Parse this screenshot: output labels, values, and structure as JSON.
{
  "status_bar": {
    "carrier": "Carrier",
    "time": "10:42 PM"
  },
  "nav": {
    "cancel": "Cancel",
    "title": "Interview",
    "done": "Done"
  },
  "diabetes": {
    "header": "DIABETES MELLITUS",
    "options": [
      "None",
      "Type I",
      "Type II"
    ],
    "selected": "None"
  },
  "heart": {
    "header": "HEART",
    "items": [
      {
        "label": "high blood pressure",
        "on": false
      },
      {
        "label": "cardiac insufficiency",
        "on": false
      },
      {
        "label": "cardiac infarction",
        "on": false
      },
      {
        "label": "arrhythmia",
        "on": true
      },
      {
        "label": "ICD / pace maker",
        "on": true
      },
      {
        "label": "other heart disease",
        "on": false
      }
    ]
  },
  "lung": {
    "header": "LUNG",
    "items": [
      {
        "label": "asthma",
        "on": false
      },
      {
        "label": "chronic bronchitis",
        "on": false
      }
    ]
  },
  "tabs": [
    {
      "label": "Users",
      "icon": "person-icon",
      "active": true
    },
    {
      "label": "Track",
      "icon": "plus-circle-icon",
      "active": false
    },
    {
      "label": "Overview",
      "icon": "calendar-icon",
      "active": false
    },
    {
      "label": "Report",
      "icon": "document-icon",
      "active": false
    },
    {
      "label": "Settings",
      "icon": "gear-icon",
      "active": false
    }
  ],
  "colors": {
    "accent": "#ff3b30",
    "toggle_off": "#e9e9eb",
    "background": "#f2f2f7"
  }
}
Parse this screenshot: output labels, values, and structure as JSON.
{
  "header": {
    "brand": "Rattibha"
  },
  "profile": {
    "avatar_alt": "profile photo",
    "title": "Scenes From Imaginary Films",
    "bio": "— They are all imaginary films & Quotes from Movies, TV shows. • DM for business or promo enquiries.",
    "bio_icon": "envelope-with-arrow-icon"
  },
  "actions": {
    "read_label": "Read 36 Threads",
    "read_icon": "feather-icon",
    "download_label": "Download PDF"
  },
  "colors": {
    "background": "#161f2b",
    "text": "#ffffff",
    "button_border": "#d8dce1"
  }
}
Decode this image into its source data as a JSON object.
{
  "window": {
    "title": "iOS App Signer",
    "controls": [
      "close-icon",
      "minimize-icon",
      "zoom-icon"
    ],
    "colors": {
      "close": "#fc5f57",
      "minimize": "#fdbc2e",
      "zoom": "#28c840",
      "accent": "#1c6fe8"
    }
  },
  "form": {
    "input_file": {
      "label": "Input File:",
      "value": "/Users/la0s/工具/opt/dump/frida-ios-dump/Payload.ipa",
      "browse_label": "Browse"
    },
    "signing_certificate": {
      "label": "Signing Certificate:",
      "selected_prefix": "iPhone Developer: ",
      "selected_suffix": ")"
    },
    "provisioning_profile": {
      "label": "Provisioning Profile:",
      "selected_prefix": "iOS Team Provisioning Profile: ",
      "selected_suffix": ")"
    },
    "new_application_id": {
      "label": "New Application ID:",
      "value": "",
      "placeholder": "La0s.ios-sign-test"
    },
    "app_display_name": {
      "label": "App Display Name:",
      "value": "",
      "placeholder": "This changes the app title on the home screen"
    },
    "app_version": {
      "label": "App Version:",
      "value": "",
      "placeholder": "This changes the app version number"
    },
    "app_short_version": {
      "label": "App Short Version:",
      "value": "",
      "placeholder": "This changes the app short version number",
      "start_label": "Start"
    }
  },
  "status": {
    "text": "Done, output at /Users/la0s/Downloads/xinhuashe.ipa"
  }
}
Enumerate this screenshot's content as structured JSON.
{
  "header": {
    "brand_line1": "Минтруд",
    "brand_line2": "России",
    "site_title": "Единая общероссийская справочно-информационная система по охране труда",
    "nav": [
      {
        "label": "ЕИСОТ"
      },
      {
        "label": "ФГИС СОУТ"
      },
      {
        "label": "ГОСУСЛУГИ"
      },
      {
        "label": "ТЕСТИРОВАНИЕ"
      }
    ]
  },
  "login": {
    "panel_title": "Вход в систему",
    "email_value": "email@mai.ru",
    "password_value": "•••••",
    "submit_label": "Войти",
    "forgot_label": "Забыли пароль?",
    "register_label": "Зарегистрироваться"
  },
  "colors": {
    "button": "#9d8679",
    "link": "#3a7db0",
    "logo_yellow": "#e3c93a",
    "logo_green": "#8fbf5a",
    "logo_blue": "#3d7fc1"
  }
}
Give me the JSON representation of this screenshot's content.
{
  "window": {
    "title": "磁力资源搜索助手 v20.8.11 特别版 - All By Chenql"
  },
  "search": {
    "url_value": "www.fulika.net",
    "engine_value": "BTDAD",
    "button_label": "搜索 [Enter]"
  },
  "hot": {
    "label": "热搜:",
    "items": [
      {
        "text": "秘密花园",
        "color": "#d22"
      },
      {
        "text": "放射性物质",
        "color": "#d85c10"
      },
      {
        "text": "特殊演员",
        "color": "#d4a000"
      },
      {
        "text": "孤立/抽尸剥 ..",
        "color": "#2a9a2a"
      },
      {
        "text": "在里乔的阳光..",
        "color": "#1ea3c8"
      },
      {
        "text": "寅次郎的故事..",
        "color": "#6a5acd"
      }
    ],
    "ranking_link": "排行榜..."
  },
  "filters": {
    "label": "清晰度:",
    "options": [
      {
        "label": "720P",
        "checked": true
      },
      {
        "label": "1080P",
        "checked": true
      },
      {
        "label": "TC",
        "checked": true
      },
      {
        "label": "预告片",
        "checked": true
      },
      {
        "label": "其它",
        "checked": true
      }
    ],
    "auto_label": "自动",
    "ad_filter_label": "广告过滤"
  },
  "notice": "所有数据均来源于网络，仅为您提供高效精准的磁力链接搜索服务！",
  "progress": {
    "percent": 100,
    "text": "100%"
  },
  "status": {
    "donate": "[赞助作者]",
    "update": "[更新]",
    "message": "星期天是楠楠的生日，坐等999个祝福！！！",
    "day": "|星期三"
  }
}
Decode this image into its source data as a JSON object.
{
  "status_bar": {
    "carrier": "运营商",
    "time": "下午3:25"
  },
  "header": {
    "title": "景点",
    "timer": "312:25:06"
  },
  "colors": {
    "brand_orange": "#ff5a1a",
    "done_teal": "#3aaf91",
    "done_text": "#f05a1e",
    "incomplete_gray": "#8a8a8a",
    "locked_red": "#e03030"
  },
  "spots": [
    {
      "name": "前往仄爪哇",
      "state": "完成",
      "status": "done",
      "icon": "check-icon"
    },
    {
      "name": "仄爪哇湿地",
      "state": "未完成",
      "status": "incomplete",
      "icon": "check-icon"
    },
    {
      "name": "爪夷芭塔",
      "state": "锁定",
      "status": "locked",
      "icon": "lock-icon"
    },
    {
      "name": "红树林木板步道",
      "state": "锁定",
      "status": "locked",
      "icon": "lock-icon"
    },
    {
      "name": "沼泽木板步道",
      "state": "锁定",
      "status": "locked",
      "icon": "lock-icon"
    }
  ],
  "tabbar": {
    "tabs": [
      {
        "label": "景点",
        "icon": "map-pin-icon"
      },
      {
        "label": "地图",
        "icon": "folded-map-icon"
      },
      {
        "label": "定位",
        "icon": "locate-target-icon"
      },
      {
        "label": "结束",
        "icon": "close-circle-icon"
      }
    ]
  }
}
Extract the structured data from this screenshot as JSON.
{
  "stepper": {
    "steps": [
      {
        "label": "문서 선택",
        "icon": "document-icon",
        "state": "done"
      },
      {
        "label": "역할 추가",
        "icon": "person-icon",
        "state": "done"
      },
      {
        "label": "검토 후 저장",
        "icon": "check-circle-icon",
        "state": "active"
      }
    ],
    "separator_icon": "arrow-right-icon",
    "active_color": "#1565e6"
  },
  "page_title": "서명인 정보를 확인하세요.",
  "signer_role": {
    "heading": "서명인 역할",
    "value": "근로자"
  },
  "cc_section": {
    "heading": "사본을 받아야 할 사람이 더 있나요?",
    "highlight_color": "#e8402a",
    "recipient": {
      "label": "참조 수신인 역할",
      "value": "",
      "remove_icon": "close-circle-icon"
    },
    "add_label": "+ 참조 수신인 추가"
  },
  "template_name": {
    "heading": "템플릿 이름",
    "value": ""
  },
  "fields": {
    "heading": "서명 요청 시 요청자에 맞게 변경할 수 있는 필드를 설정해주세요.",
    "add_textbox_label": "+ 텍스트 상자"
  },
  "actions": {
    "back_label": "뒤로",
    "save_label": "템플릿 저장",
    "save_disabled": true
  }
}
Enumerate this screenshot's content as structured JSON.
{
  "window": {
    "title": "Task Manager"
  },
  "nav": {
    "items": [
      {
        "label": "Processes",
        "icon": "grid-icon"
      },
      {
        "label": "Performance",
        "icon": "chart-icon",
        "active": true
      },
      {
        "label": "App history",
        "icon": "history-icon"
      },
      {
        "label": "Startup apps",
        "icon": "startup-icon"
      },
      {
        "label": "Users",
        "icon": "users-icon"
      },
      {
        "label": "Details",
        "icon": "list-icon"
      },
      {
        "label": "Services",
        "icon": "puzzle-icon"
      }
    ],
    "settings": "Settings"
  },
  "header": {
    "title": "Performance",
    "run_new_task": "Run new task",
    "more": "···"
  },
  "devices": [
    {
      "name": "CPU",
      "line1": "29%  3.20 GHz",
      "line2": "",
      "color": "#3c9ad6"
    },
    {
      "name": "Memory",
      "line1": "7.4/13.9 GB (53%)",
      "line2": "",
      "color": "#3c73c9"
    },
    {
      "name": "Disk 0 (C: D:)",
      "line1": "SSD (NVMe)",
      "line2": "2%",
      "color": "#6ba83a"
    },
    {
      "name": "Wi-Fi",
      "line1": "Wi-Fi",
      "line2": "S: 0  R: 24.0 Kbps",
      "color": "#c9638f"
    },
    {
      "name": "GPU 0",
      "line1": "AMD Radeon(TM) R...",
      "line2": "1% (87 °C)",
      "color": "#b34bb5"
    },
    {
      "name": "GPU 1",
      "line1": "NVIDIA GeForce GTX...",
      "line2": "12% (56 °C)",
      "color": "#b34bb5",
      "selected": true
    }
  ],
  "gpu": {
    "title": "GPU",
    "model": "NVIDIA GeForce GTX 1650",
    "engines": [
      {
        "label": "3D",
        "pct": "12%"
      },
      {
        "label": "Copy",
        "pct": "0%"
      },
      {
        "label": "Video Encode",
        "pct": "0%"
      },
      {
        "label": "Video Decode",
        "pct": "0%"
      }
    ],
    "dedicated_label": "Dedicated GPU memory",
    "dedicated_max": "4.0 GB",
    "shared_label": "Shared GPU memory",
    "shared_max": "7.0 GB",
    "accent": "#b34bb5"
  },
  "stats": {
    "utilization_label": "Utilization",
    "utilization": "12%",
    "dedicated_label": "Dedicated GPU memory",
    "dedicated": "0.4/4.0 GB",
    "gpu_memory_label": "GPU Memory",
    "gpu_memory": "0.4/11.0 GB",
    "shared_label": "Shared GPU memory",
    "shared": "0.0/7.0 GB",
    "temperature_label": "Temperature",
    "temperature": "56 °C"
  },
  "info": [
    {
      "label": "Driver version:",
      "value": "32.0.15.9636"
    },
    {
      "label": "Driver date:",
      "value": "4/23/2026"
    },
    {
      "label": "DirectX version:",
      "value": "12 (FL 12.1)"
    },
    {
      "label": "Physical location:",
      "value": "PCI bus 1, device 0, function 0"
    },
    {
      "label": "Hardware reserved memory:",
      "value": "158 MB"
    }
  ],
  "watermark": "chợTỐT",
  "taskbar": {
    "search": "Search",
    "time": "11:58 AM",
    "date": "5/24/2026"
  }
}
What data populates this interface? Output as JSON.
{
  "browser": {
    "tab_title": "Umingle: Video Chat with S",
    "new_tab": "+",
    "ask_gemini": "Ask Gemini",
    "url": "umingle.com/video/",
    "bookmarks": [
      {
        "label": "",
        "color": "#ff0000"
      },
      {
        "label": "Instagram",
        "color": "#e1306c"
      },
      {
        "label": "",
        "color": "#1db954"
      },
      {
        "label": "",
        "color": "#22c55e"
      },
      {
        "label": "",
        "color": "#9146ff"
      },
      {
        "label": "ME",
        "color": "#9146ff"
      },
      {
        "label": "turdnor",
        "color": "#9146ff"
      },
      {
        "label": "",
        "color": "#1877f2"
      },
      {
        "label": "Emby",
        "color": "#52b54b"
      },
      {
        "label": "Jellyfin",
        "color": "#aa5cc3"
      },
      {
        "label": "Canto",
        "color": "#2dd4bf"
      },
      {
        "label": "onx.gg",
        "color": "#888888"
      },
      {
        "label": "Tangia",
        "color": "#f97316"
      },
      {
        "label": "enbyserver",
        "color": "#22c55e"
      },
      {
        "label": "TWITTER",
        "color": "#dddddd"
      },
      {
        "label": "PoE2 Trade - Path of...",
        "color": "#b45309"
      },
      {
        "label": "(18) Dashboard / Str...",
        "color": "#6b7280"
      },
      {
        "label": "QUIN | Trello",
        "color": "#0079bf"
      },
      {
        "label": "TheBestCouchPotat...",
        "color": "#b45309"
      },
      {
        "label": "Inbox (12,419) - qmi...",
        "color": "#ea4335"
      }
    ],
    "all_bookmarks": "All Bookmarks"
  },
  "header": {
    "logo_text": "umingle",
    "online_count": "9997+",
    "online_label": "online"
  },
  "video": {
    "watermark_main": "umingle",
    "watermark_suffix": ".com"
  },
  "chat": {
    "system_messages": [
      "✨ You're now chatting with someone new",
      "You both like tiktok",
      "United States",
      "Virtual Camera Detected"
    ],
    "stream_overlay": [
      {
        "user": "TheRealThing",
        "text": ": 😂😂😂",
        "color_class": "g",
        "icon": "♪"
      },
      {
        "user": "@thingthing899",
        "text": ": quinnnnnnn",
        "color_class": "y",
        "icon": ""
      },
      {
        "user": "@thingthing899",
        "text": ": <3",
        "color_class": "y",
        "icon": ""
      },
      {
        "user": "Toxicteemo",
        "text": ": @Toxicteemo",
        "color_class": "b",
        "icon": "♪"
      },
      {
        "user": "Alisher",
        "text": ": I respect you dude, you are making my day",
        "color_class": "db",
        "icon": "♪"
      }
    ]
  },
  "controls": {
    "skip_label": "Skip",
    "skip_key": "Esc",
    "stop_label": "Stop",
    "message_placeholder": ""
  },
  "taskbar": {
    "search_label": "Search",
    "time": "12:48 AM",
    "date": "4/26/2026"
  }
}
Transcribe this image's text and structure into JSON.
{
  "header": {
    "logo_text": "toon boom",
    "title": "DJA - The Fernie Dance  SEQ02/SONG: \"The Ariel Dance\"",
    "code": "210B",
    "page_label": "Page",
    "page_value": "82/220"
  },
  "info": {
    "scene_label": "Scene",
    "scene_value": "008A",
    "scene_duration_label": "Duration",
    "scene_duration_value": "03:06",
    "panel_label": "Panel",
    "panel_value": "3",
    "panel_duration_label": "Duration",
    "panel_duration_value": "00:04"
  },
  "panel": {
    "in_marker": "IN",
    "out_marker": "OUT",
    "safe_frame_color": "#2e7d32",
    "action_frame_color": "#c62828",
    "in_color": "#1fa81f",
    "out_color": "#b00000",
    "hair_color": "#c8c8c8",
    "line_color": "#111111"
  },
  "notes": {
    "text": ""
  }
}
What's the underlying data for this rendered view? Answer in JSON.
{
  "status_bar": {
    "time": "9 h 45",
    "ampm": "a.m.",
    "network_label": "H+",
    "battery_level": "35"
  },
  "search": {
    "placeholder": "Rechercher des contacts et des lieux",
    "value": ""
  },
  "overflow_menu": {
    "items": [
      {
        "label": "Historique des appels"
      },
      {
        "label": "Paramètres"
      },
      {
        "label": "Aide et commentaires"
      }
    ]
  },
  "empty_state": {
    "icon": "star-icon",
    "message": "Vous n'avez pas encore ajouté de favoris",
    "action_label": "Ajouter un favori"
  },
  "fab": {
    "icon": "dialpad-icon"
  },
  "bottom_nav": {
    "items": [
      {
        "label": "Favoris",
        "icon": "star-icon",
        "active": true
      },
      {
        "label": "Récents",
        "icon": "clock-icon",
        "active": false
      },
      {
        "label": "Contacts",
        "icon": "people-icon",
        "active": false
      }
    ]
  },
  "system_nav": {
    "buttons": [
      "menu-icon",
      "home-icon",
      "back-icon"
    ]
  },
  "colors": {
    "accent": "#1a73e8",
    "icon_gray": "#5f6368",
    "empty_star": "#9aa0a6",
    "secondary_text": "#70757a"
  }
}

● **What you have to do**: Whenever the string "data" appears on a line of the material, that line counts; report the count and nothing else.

● **Answer**: 5